### Work to be completed
Set down again each entry exactly as it reads, pictures excluded.

-------------------------

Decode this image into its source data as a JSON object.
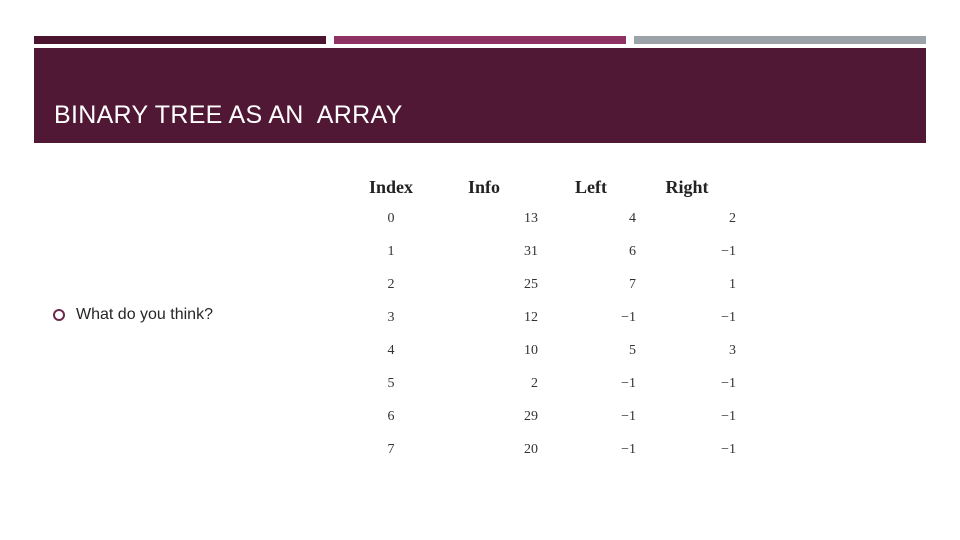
{
  "header": {
    "title": "BINARY TREE AS AN  ARRAY",
    "accent_bars": [
      "#4b1530",
      "#8e3163",
      "#9ba2a8"
    ],
    "band_color": "#501834"
  },
  "body": {
    "bullet_icon": "hollow-circle-icon",
    "bullet_text": "What do you think?"
  },
  "table": {
    "columns": [
      "Index",
      "Info",
      "Left",
      "Right"
    ],
    "rows": [
      [
        "0",
        "13",
        "4",
        "2"
      ],
      [
        "1",
        "31",
        "6",
        "−1"
      ],
      [
        "2",
        "25",
        "7",
        "1"
      ],
      [
        "3",
        "12",
        "−1",
        "−1"
      ],
      [
        "4",
        "10",
        "5",
        "3"
      ],
      [
        "5",
        "2",
        "−1",
        "−1"
      ],
      [
        "6",
        "29",
        "−1",
        "−1"
      ],
      [
        "7",
        "20",
        "−1",
        "−1"
      ]
    ]
  }
}
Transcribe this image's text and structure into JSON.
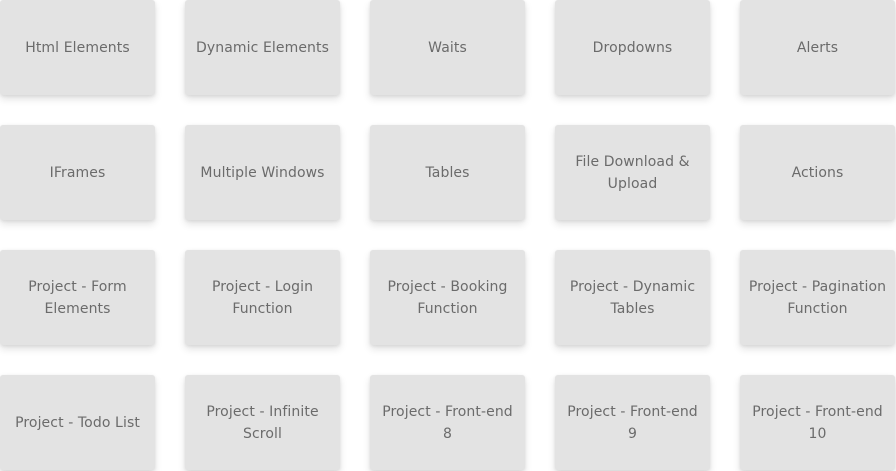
{
  "cards": [
    {
      "label": "Html Elements"
    },
    {
      "label": "Dynamic Elements"
    },
    {
      "label": "Waits"
    },
    {
      "label": "Dropdowns"
    },
    {
      "label": "Alerts"
    },
    {
      "label": "IFrames"
    },
    {
      "label": "Multiple Windows"
    },
    {
      "label": "Tables"
    },
    {
      "label": "File Download & Upload"
    },
    {
      "label": "Actions"
    },
    {
      "label": "Project - Form Elements"
    },
    {
      "label": "Project - Login Function"
    },
    {
      "label": "Project - Booking Function"
    },
    {
      "label": "Project - Dynamic Tables"
    },
    {
      "label": "Project - Pagination Function"
    },
    {
      "label": "Project - Todo List"
    },
    {
      "label": "Project - Infinite Scroll"
    },
    {
      "label": "Project - Front-end 8"
    },
    {
      "label": "Project - Front-end 9"
    },
    {
      "label": "Project - Front-end 10"
    }
  ],
  "colors": {
    "card_background": "#e3e3e3",
    "card_text": "#6b6b6b",
    "page_background": "#ffffff"
  }
}
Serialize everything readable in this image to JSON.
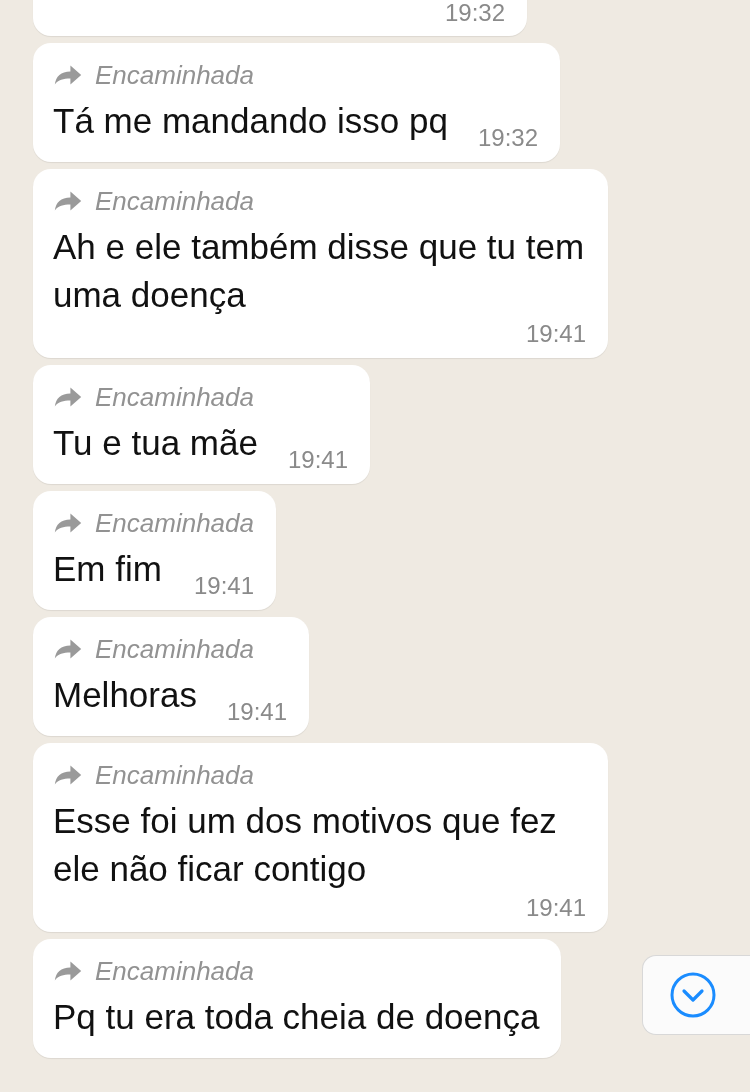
{
  "messages": [
    {
      "time": "19:32"
    },
    {
      "forwarded_label": "Encaminhada",
      "text": "Tá me mandando isso pq",
      "time": "19:32"
    },
    {
      "forwarded_label": "Encaminhada",
      "text": "Ah e ele também disse que tu tem uma doença",
      "time": "19:41"
    },
    {
      "forwarded_label": "Encaminhada",
      "text": "Tu e tua mãe",
      "time": "19:41"
    },
    {
      "forwarded_label": "Encaminhada",
      "text": "Em fim",
      "time": "19:41"
    },
    {
      "forwarded_label": "Encaminhada",
      "text": "Melhoras",
      "time": "19:41"
    },
    {
      "forwarded_label": "Encaminhada",
      "text": "Esse foi um dos motivos que fez ele não ficar contigo",
      "time": "19:41"
    },
    {
      "forwarded_label": "Encaminhada",
      "text": "Pq tu era toda cheia de doença"
    }
  ]
}
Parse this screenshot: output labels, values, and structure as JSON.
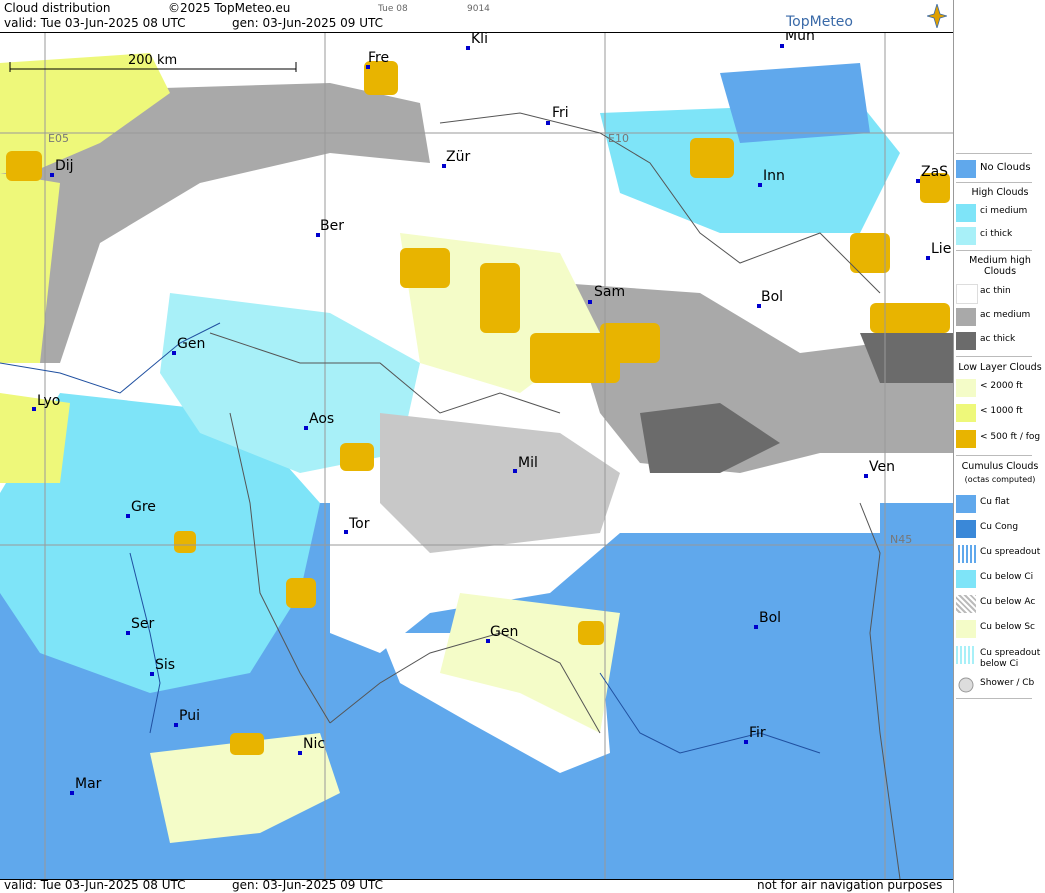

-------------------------

### Solution to the exercise
Decode this image into its source data as a JSON object.
{
  "header": {
    "title": "BINARY TREE AS AN  ARRAY",
    "accent_bars": [
      "#4b1530",
      "#8e3163",
      "#9ba2a8"
    ],
    "band_color": "#501834"
  },
  "body": {
    "bullet_icon": "hollow-circle-icon",
    "bullet_text": "What do you think?"
  },
  "table": {
    "columns": [
      "Index",
      "Info",
      "Left",
      "Right"
    ],
    "rows": [
      [
        "0",
        "13",
        "4",
        "2"
      ],
      [
        "1",
        "31",
        "6",
        "−1"
      ],
      [
        "2",
        "25",
        "7",
        "1"
      ],
      [
        "3",
        "12",
        "−1",
        "−1"
      ],
      [
        "4",
        "10",
        "5",
        "3"
      ],
      [
        "5",
        "2",
        "−1",
        "−1"
      ],
      [
        "6",
        "29",
        "−1",
        "−1"
      ],
      [
        "7",
        "20",
        "−1",
        "−1"
      ]
    ]
  }
}
Transcribe this image's text and structure into JSON.
{
  "cards": [
    {
      "label": "Html Elements"
    },
    {
      "label": "Dynamic Elements"
    },
    {
      "label": "Waits"
    },
    {
      "label": "Dropdowns"
    },
    {
      "label": "Alerts"
    },
    {
      "label": "IFrames"
    },
    {
      "label": "Multiple Windows"
    },
    {
      "label": "Tables"
    },
    {
      "label": "File Download & Upload"
    },
    {
      "label": "Actions"
    },
    {
      "label": "Project - Form Elements"
    },
    {
      "label": "Project - Login Function"
    },
    {
      "label": "Project - Booking Function"
    },
    {
      "label": "Project - Dynamic Tables"
    },
    {
      "label": "Project - Pagination Function"
    },
    {
      "label": "Project - Todo List"
    },
    {
      "label": "Project - Infinite Scroll"
    },
    {
      "label": "Project - Front-end 8"
    },
    {
      "label": "Project - Front-end 9"
    },
    {
      "label": "Project - Front-end 10"
    }
  ],
  "colors": {
    "card_background": "#e3e3e3",
    "card_text": "#6b6b6b",
    "page_background": "#ffffff"
  }
}
Serialize everything readable in this image to JSON.
{
  "messages": [
    {
      "time": "19:32"
    },
    {
      "forwarded_label": "Encaminhada",
      "text": "Tá me mandando isso pq",
      "time": "19:32"
    },
    {
      "forwarded_label": "Encaminhada",
      "text": "Ah e ele também disse que tu tem uma doença",
      "time": "19:41"
    },
    {
      "forwarded_label": "Encaminhada",
      "text": "Tu e tua mãe",
      "time": "19:41"
    },
    {
      "forwarded_label": "Encaminhada",
      "text": "Em fim",
      "time": "19:41"
    },
    {
      "forwarded_label": "Encaminhada",
      "text": "Melhoras",
      "time": "19:41"
    },
    {
      "forwarded_label": "Encaminhada",
      "text": "Esse foi um dos motivos que fez ele não ficar contigo",
      "time": "19:41"
    },
    {
      "forwarded_label": "Encaminhada",
      "text": "Pq tu era toda cheia de doença"
    }
  ]
}
Parse this screenshot: output labels, values, and structure as JSON.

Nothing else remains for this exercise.